* Website and app data records
—————

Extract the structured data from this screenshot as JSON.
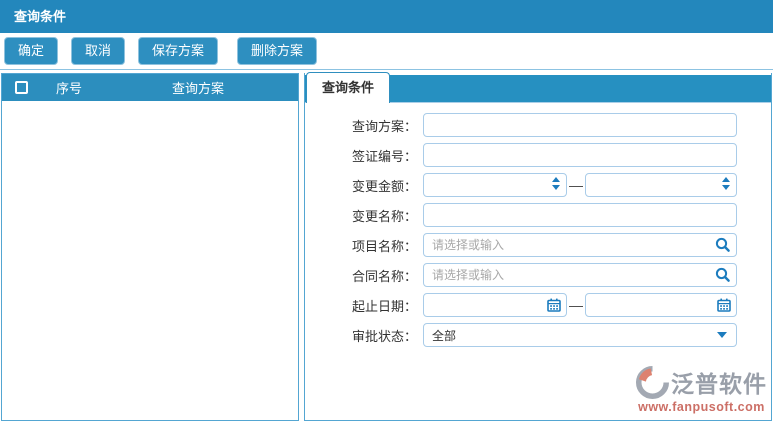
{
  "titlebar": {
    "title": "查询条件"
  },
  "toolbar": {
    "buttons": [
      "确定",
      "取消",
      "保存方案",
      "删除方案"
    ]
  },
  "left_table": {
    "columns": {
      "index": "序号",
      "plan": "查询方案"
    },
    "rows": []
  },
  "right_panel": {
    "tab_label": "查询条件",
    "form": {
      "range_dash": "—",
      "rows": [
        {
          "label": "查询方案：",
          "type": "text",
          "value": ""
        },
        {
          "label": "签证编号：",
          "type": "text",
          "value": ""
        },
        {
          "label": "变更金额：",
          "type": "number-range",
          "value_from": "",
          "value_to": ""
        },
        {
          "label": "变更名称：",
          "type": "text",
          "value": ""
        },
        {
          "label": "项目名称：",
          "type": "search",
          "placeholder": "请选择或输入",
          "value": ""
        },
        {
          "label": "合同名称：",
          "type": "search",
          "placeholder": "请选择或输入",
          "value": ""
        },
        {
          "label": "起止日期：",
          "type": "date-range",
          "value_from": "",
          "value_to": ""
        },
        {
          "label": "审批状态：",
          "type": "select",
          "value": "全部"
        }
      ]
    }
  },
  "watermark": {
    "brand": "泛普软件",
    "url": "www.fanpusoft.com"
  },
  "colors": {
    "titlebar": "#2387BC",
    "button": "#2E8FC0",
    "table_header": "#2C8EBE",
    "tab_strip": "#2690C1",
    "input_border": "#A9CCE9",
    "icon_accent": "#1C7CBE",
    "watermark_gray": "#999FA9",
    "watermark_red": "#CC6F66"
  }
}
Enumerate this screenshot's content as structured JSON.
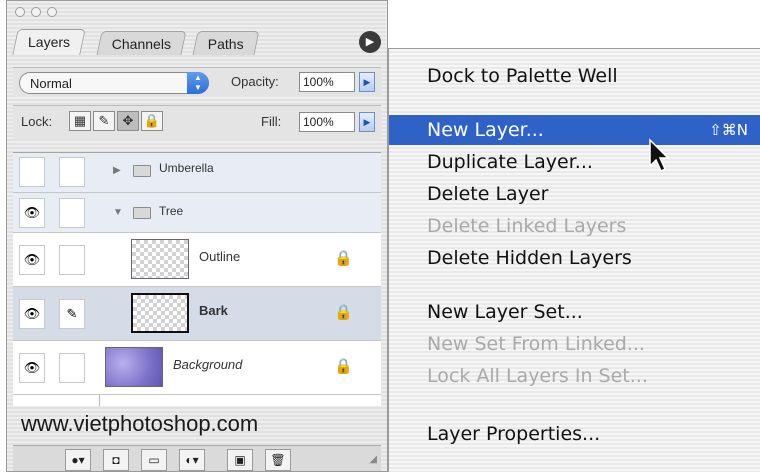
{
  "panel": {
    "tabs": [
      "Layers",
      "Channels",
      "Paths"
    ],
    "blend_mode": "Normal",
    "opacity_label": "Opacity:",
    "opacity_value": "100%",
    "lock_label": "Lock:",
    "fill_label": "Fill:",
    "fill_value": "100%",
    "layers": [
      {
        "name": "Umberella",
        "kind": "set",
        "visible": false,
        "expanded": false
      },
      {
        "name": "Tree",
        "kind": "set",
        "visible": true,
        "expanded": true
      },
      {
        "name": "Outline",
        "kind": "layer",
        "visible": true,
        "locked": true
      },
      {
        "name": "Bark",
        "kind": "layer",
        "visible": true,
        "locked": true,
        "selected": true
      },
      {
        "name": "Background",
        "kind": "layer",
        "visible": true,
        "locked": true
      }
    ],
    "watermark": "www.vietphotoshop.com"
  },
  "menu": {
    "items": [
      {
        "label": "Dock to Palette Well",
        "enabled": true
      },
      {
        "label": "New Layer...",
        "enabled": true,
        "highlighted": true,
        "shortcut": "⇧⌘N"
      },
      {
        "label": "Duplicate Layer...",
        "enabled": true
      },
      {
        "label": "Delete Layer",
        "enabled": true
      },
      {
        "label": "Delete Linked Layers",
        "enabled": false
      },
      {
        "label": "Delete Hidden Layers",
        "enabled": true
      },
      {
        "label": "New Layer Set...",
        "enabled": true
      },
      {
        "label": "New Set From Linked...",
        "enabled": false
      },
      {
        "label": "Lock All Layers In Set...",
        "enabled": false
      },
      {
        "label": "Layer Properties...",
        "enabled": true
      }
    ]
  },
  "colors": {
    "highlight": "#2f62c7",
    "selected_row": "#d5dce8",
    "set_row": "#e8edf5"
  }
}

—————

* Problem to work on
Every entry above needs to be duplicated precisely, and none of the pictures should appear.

* Result of this exercise
Extract the structured data from this screenshot as JSON.
{
  "titlebar": {
    "title": "查询条件"
  },
  "toolbar": {
    "buttons": [
      "确定",
      "取消",
      "保存方案",
      "删除方案"
    ]
  },
  "left_table": {
    "columns": {
      "index": "序号",
      "plan": "查询方案"
    },
    "rows": []
  },
  "right_panel": {
    "tab_label": "查询条件",
    "form": {
      "range_dash": "—",
      "rows": [
        {
          "label": "查询方案：",
          "type": "text",
          "value": ""
        },
        {
          "label": "签证编号：",
          "type": "text",
          "value": ""
        },
        {
          "label": "变更金额：",
          "type": "number-range",
          "value_from": "",
          "value_to": ""
        },
        {
          "label": "变更名称：",
          "type": "text",
          "value": ""
        },
        {
          "label": "项目名称：",
          "type": "search",
          "placeholder": "请选择或输入",
          "value": ""
        },
        {
          "label": "合同名称：",
          "type": "search",
          "placeholder": "请选择或输入",
          "value": ""
        },
        {
          "label": "起止日期：",
          "type": "date-range",
          "value_from": "",
          "value_to": ""
        },
        {
          "label": "审批状态：",
          "type": "select",
          "value": "全部"
        }
      ]
    }
  },
  "watermark": {
    "brand": "泛普软件",
    "url": "www.fanpusoft.com"
  },
  "colors": {
    "titlebar": "#2387BC",
    "button": "#2E8FC0",
    "table_header": "#2C8EBE",
    "tab_strip": "#2690C1",
    "input_border": "#A9CCE9",
    "icon_accent": "#1C7CBE",
    "watermark_gray": "#999FA9",
    "watermark_red": "#CC6F66"
  }
}
Enumerate this screenshot's content as structured JSON.
{
  "panel": {
    "tabs": [
      "Layers",
      "Channels",
      "Paths"
    ],
    "blend_mode": "Normal",
    "opacity_label": "Opacity:",
    "opacity_value": "100%",
    "lock_label": "Lock:",
    "fill_label": "Fill:",
    "fill_value": "100%",
    "layers": [
      {
        "name": "Umberella",
        "kind": "set",
        "visible": false,
        "expanded": false
      },
      {
        "name": "Tree",
        "kind": "set",
        "visible": true,
        "expanded": true
      },
      {
        "name": "Outline",
        "kind": "layer",
        "visible": true,
        "locked": true
      },
      {
        "name": "Bark",
        "kind": "layer",
        "visible": true,
        "locked": true,
        "selected": true
      },
      {
        "name": "Background",
        "kind": "layer",
        "visible": true,
        "locked": true
      }
    ],
    "watermark": "www.vietphotoshop.com"
  },
  "menu": {
    "items": [
      {
        "label": "Dock to Palette Well",
        "enabled": true
      },
      {
        "label": "New Layer...",
        "enabled": true,
        "highlighted": true,
        "shortcut": "⇧⌘N"
      },
      {
        "label": "Duplicate Layer...",
        "enabled": true
      },
      {
        "label": "Delete Layer",
        "enabled": true
      },
      {
        "label": "Delete Linked Layers",
        "enabled": false
      },
      {
        "label": "Delete Hidden Layers",
        "enabled": true
      },
      {
        "label": "New Layer Set...",
        "enabled": true
      },
      {
        "label": "New Set From Linked...",
        "enabled": false
      },
      {
        "label": "Lock All Layers In Set...",
        "enabled": false
      },
      {
        "label": "Layer Properties...",
        "enabled": true
      }
    ]
  },
  "colors": {
    "highlight": "#2f62c7",
    "selected_row": "#d5dce8",
    "set_row": "#e8edf5"
  }
}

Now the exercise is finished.